Directions
Your task is to repeat the entries underneath exactly, minus the pictures.

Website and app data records
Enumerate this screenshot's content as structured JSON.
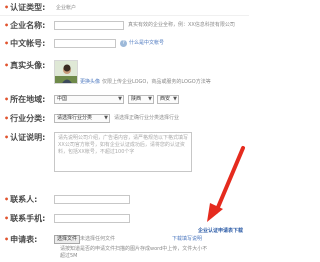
{
  "form": {
    "auth_type": {
      "label": "认证类型:",
      "value": "企业帐户"
    },
    "company_name": {
      "label": "企业名称:",
      "input_value": "",
      "hint": "真实有效的企业全称，例：XX信息科技有限公司"
    },
    "chinese_account": {
      "label": "中文帐号:",
      "input_value": "",
      "hint": "什么是中文帐号"
    },
    "avatar": {
      "label": "真实头像:",
      "caption": "更换头像",
      "hint": "仅限上传企业LOGO，商品或服务的LOGO方法等"
    },
    "region": {
      "label": "所在地域:",
      "country": "中国",
      "province": "陕西",
      "city": "西安"
    },
    "industry": {
      "label": "行业分类:",
      "select": "请选择行业分类",
      "hint": "请选择正确行业分类选择行业"
    },
    "description": {
      "label": "认证说明:",
      "placeholder": "请先说明公司介绍，广告语内容，请严格规范以下格式填写XX公司官方帐号，如有企业认证成功后，请将您的认证资料，包括XX帐号，不超过100个字"
    },
    "contact_person": {
      "label": "联系人:",
      "input_value": ""
    },
    "contact_phone": {
      "label": "联系手机:",
      "input_value": ""
    },
    "application": {
      "label": "申请表:",
      "choose_file_button": "选择文件",
      "file_status": "未选择任何文件",
      "link_template": "下载填写说明",
      "link_download": "企业认证申请表下载"
    },
    "footer_hint": "请按知道是否的申请文件扫描的图片存成word中上传，文件大小不超过5M"
  }
}
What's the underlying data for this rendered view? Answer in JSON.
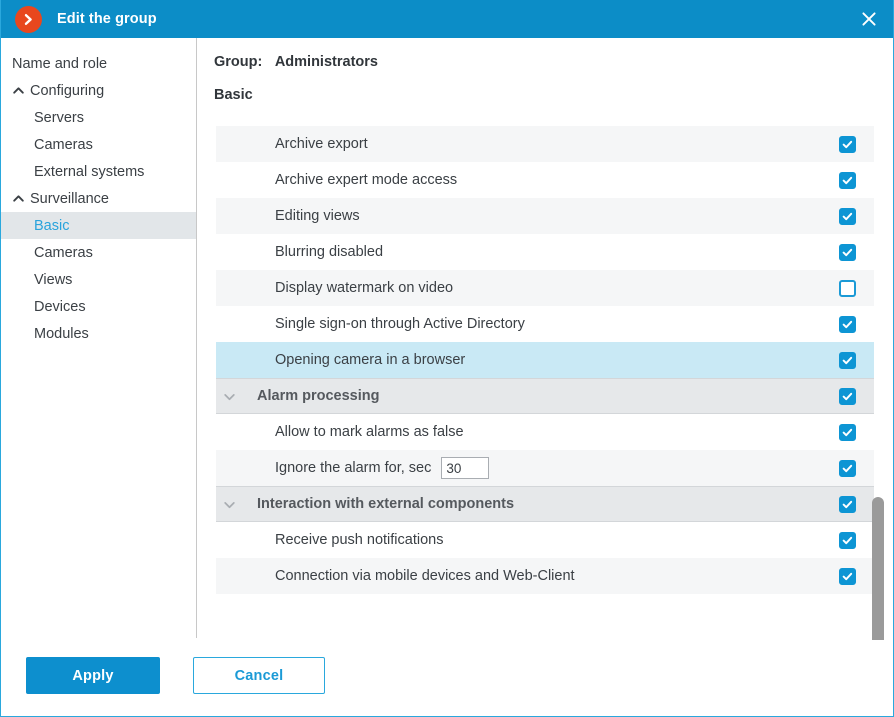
{
  "window": {
    "title": "Edit the group",
    "app_icon": "chevron-right-circle-icon",
    "close_icon": "close-icon",
    "accent_color": "#0c8dc7",
    "icon_color": "#e8471e"
  },
  "sidebar": {
    "items": [
      {
        "label": "Name and role",
        "level": "root",
        "chevron": null,
        "selected": false
      },
      {
        "label": "Configuring",
        "level": "group",
        "chevron": "chevron-up-icon",
        "selected": false
      },
      {
        "label": "Servers",
        "level": "child",
        "chevron": null,
        "selected": false
      },
      {
        "label": "Cameras",
        "level": "child",
        "chevron": null,
        "selected": false
      },
      {
        "label": "External systems",
        "level": "child",
        "chevron": null,
        "selected": false
      },
      {
        "label": "Surveillance",
        "level": "group",
        "chevron": "chevron-up-icon",
        "selected": false
      },
      {
        "label": "Basic",
        "level": "child",
        "chevron": null,
        "selected": true
      },
      {
        "label": "Cameras",
        "level": "child",
        "chevron": null,
        "selected": false
      },
      {
        "label": "Views",
        "level": "child",
        "chevron": null,
        "selected": false
      },
      {
        "label": "Devices",
        "level": "child",
        "chevron": null,
        "selected": false
      },
      {
        "label": "Modules",
        "level": "child",
        "chevron": null,
        "selected": false
      }
    ]
  },
  "content": {
    "group_label": "Group:",
    "group_name": "Administrators",
    "section_title": "Basic",
    "rows": [
      {
        "label": "Archive export",
        "type": "item",
        "style": "stripe",
        "checked": true
      },
      {
        "label": "Archive expert mode access",
        "type": "item",
        "style": "plain",
        "checked": true
      },
      {
        "label": "Editing views",
        "type": "item",
        "style": "stripe",
        "checked": true
      },
      {
        "label": "Blurring disabled",
        "type": "item",
        "style": "plain",
        "checked": true
      },
      {
        "label": "Display watermark on video",
        "type": "item",
        "style": "stripe",
        "checked": false
      },
      {
        "label": "Single sign-on through Active Directory",
        "type": "item",
        "style": "plain",
        "checked": true
      },
      {
        "label": "Opening camera in a browser",
        "type": "item",
        "style": "highlight",
        "checked": true
      },
      {
        "label": "Alarm processing",
        "type": "header",
        "style": "header",
        "checked": true,
        "chevron": "chevron-down-icon"
      },
      {
        "label": "Allow to mark alarms as false",
        "type": "item",
        "style": "plain",
        "checked": true
      },
      {
        "label": "Ignore the alarm for, sec",
        "type": "input",
        "style": "stripe",
        "checked": true,
        "value": "30"
      },
      {
        "label": "Interaction with external components",
        "type": "header",
        "style": "header",
        "checked": true,
        "chevron": "chevron-down-icon"
      },
      {
        "label": "Receive push notifications",
        "type": "item",
        "style": "plain",
        "checked": true
      },
      {
        "label": "Connection via mobile devices and Web-Client",
        "type": "item",
        "style": "stripe",
        "checked": true
      }
    ]
  },
  "scrollbar": {
    "name": "vertical-scrollbar",
    "thumb_top_pct": 70.7,
    "thumb_height_pct": 29.3
  },
  "footer": {
    "apply_label": "Apply",
    "cancel_label": "Cancel"
  }
}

Completed task
Enumerate this screenshot's content as structured JSON.
{
  "form": {
    "auth_type": {
      "label": "认证类型:",
      "value": "企业帐户"
    },
    "company_name": {
      "label": "企业名称:",
      "input_value": "",
      "hint": "真实有效的企业全称，例：XX信息科技有限公司"
    },
    "chinese_account": {
      "label": "中文帐号:",
      "input_value": "",
      "hint": "什么是中文帐号"
    },
    "avatar": {
      "label": "真实头像:",
      "caption": "更换头像",
      "hint": "仅限上传企业LOGO，商品或服务的LOGO方法等"
    },
    "region": {
      "label": "所在地域:",
      "country": "中国",
      "province": "陕西",
      "city": "西安"
    },
    "industry": {
      "label": "行业分类:",
      "select": "请选择行业分类",
      "hint": "请选择正确行业分类选择行业"
    },
    "description": {
      "label": "认证说明:",
      "placeholder": "请先说明公司介绍，广告语内容，请严格规范以下格式填写XX公司官方帐号，如有企业认证成功后，请将您的认证资料，包括XX帐号，不超过100个字"
    },
    "contact_person": {
      "label": "联系人:",
      "input_value": ""
    },
    "contact_phone": {
      "label": "联系手机:",
      "input_value": ""
    },
    "application": {
      "label": "申请表:",
      "choose_file_button": "选择文件",
      "file_status": "未选择任何文件",
      "link_template": "下载填写说明",
      "link_download": "企业认证申请表下载"
    },
    "footer_hint": "请按知道是否的申请文件扫描的图片存成word中上传，文件大小不超过5M"
  }
}
What's the underlying data for this rendered view? Answer in JSON.
{
  "window": {
    "title": "Edit the group",
    "app_icon": "chevron-right-circle-icon",
    "close_icon": "close-icon",
    "accent_color": "#0c8dc7",
    "icon_color": "#e8471e"
  },
  "sidebar": {
    "items": [
      {
        "label": "Name and role",
        "level": "root",
        "chevron": null,
        "selected": false
      },
      {
        "label": "Configuring",
        "level": "group",
        "chevron": "chevron-up-icon",
        "selected": false
      },
      {
        "label": "Servers",
        "level": "child",
        "chevron": null,
        "selected": false
      },
      {
        "label": "Cameras",
        "level": "child",
        "chevron": null,
        "selected": false
      },
      {
        "label": "External systems",
        "level": "child",
        "chevron": null,
        "selected": false
      },
      {
        "label": "Surveillance",
        "level": "group",
        "chevron": "chevron-up-icon",
        "selected": false
      },
      {
        "label": "Basic",
        "level": "child",
        "chevron": null,
        "selected": true
      },
      {
        "label": "Cameras",
        "level": "child",
        "chevron": null,
        "selected": false
      },
      {
        "label": "Views",
        "level": "child",
        "chevron": null,
        "selected": false
      },
      {
        "label": "Devices",
        "level": "child",
        "chevron": null,
        "selected": false
      },
      {
        "label": "Modules",
        "level": "child",
        "chevron": null,
        "selected": false
      }
    ]
  },
  "content": {
    "group_label": "Group:",
    "group_name": "Administrators",
    "section_title": "Basic",
    "rows": [
      {
        "label": "Archive export",
        "type": "item",
        "style": "stripe",
        "checked": true
      },
      {
        "label": "Archive expert mode access",
        "type": "item",
        "style": "plain",
        "checked": true
      },
      {
        "label": "Editing views",
        "type": "item",
        "style": "stripe",
        "checked": true
      },
      {
        "label": "Blurring disabled",
        "type": "item",
        "style": "plain",
        "checked": true
      },
      {
        "label": "Display watermark on video",
        "type": "item",
        "style": "stripe",
        "checked": false
      },
      {
        "label": "Single sign-on through Active Directory",
        "type": "item",
        "style": "plain",
        "checked": true
      },
      {
        "label": "Opening camera in a browser",
        "type": "item",
        "style": "highlight",
        "checked": true
      },
      {
        "label": "Alarm processing",
        "type": "header",
        "style": "header",
        "checked": true,
        "chevron": "chevron-down-icon"
      },
      {
        "label": "Allow to mark alarms as false",
        "type": "item",
        "style": "plain",
        "checked": true
      },
      {
        "label": "Ignore the alarm for, sec",
        "type": "input",
        "style": "stripe",
        "checked": true,
        "value": "30"
      },
      {
        "label": "Interaction with external components",
        "type": "header",
        "style": "header",
        "checked": true,
        "chevron": "chevron-down-icon"
      },
      {
        "label": "Receive push notifications",
        "type": "item",
        "style": "plain",
        "checked": true
      },
      {
        "label": "Connection via mobile devices and Web-Client",
        "type": "item",
        "style": "stripe",
        "checked": true
      }
    ]
  },
  "scrollbar": {
    "name": "vertical-scrollbar",
    "thumb_top_pct": 70.7,
    "thumb_height_pct": 29.3
  },
  "footer": {
    "apply_label": "Apply",
    "cancel_label": "Cancel"
  }
}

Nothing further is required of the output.